Floods, earthquakes – scenes of devastation after natural disasters may affect us in the long term, even if we haven’t experienced them firsthand. According to Charles Figley, Paul Henry Kurzweg Chair in Disaster Mental Health at the Tulane School of Social Work, there’s little research on the lasting emotional effects of natural disasters.
But “there are predictable psychosocial and emotional immediate and long-term reactions, for example: phobias.” In the case of floods, “there are more phobias about rain, about standing water” and more, he said.
Patrick Bordnick, dean of the School of Social Work, saw his Houston home flood twice in less than a year. “This was a surreal experience … these are not things that most people normally experience,” he said. “For the first time, we were in the position to receive aid and assistance after being the ones normally to provide assistance. It can be extremely uncomfortable asking for help.”

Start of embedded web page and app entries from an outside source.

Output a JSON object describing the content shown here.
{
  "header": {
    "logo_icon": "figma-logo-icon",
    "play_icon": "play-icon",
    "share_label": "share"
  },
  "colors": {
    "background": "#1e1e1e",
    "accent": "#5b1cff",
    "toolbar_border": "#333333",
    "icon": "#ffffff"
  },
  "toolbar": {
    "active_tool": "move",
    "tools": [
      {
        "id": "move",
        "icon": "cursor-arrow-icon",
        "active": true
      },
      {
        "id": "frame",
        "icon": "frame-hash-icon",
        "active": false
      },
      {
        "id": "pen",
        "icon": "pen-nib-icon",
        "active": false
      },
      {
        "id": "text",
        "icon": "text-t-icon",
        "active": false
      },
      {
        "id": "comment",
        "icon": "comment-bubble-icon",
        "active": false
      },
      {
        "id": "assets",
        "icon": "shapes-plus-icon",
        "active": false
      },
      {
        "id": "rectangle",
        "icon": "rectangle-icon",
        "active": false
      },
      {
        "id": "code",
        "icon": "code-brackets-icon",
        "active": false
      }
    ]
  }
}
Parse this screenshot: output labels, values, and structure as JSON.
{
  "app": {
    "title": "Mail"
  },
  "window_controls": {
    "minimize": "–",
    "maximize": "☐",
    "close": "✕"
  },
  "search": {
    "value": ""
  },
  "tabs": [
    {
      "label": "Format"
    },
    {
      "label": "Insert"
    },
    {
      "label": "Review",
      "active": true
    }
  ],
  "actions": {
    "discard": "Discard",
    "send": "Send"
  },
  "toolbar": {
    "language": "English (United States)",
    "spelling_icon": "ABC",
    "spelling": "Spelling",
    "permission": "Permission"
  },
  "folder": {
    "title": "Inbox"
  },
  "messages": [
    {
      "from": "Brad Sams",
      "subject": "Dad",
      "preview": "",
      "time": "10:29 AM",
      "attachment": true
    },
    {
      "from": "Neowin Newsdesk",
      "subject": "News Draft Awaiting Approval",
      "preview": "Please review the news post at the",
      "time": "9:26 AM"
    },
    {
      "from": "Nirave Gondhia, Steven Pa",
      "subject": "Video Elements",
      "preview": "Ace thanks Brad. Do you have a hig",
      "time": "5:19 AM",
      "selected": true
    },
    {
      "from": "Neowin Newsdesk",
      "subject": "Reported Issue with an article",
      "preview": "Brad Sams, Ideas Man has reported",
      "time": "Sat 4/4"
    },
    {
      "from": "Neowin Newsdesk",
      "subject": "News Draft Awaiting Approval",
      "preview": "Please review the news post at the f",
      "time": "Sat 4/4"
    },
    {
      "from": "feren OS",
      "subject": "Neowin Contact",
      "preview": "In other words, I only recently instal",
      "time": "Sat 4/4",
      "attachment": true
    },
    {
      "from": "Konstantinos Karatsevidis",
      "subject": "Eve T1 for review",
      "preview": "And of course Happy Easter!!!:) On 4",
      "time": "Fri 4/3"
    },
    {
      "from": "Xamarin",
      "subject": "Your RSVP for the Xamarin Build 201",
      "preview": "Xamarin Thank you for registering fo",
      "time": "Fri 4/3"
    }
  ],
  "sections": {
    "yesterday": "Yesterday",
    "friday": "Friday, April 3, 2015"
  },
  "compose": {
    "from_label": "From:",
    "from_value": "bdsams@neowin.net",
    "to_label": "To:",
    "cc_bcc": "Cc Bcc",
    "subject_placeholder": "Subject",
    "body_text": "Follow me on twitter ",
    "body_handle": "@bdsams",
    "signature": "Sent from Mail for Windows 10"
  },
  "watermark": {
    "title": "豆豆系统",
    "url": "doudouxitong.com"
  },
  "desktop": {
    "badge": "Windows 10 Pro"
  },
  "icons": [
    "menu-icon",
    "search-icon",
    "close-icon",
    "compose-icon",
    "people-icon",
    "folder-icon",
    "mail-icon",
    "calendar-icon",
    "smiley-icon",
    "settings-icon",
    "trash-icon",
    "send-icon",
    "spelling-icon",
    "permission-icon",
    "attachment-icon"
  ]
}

“After a disaster, some people may be angry or sad, but some may not show any emotion.”
Patrick Bordnick, dean of the School of Social Work
No matter your degree of involvement in a disaster – you or a friend lost a home, you helped others, or you watched it on TV, Figley and Bordnick offer some guidance on how to minimize feelings of helplessness and despair:
“After a disaster, some people may be angry or sad, but some may not show any emotion,” said Bordnick.
“It’s a humbling experience, and we need to be humble in front of it,” Figley added.